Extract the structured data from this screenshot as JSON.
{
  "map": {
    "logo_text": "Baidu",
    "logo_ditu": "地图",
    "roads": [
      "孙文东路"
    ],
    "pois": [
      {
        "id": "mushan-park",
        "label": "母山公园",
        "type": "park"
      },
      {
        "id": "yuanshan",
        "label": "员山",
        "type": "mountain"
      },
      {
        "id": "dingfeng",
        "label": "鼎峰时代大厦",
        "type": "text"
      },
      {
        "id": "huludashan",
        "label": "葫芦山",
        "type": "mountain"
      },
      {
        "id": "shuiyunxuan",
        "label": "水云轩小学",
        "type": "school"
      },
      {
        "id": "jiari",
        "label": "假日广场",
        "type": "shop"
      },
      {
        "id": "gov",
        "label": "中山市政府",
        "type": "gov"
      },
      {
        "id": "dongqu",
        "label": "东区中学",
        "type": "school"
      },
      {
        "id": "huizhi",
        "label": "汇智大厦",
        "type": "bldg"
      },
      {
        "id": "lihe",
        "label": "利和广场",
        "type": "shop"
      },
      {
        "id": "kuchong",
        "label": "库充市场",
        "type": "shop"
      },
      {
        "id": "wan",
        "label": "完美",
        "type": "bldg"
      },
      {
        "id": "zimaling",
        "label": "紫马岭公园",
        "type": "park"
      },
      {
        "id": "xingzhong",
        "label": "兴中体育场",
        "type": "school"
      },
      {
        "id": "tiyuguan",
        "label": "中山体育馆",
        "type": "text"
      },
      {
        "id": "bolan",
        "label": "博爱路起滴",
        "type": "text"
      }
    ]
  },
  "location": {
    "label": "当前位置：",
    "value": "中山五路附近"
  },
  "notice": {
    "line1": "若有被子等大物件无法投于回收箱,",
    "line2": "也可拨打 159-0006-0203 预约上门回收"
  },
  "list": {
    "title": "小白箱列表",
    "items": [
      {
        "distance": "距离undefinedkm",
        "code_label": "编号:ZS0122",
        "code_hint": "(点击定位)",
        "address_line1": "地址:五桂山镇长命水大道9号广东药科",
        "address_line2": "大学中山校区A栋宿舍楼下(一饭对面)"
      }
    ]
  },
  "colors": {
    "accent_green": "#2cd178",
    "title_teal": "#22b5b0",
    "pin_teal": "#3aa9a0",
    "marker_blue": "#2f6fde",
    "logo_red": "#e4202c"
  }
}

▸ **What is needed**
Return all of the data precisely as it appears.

▸ **Response to the exercise**
Extract the structured data from this screenshot as JSON.
{
  "map": {
    "logo_text": "Baidu",
    "logo_ditu": "地图",
    "roads": [
      "孙文东路"
    ],
    "pois": [
      {
        "id": "mushan-park",
        "label": "母山公园",
        "type": "park"
      },
      {
        "id": "yuanshan",
        "label": "员山",
        "type": "mountain"
      },
      {
        "id": "dingfeng",
        "label": "鼎峰时代大厦",
        "type": "text"
      },
      {
        "id": "huludashan",
        "label": "葫芦山",
        "type": "mountain"
      },
      {
        "id": "shuiyunxuan",
        "label": "水云轩小学",
        "type": "school"
      },
      {
        "id": "jiari",
        "label": "假日广场",
        "type": "shop"
      },
      {
        "id": "gov",
        "label": "中山市政府",
        "type": "gov"
      },
      {
        "id": "dongqu",
        "label": "东区中学",
        "type": "school"
      },
      {
        "id": "huizhi",
        "label": "汇智大厦",
        "type": "bldg"
      },
      {
        "id": "lihe",
        "label": "利和广场",
        "type": "shop"
      },
      {
        "id": "kuchong",
        "label": "库充市场",
        "type": "shop"
      },
      {
        "id": "wan",
        "label": "完美",
        "type": "bldg"
      },
      {
        "id": "zimaling",
        "label": "紫马岭公园",
        "type": "park"
      },
      {
        "id": "xingzhong",
        "label": "兴中体育场",
        "type": "school"
      },
      {
        "id": "tiyuguan",
        "label": "中山体育馆",
        "type": "text"
      },
      {
        "id": "bolan",
        "label": "博爱路起滴",
        "type": "text"
      }
    ]
  },
  "location": {
    "label": "当前位置：",
    "value": "中山五路附近"
  },
  "notice": {
    "line1": "若有被子等大物件无法投于回收箱,",
    "line2": "也可拨打 159-0006-0203 预约上门回收"
  },
  "list": {
    "title": "小白箱列表",
    "items": [
      {
        "distance": "距离undefinedkm",
        "code_label": "编号:ZS0122",
        "code_hint": "(点击定位)",
        "address_line1": "地址:五桂山镇长命水大道9号广东药科",
        "address_line2": "大学中山校区A栋宿舍楼下(一饭对面)"
      }
    ]
  },
  "colors": {
    "accent_green": "#2cd178",
    "title_teal": "#22b5b0",
    "pin_teal": "#3aa9a0",
    "marker_blue": "#2f6fde",
    "logo_red": "#e4202c"
  }
}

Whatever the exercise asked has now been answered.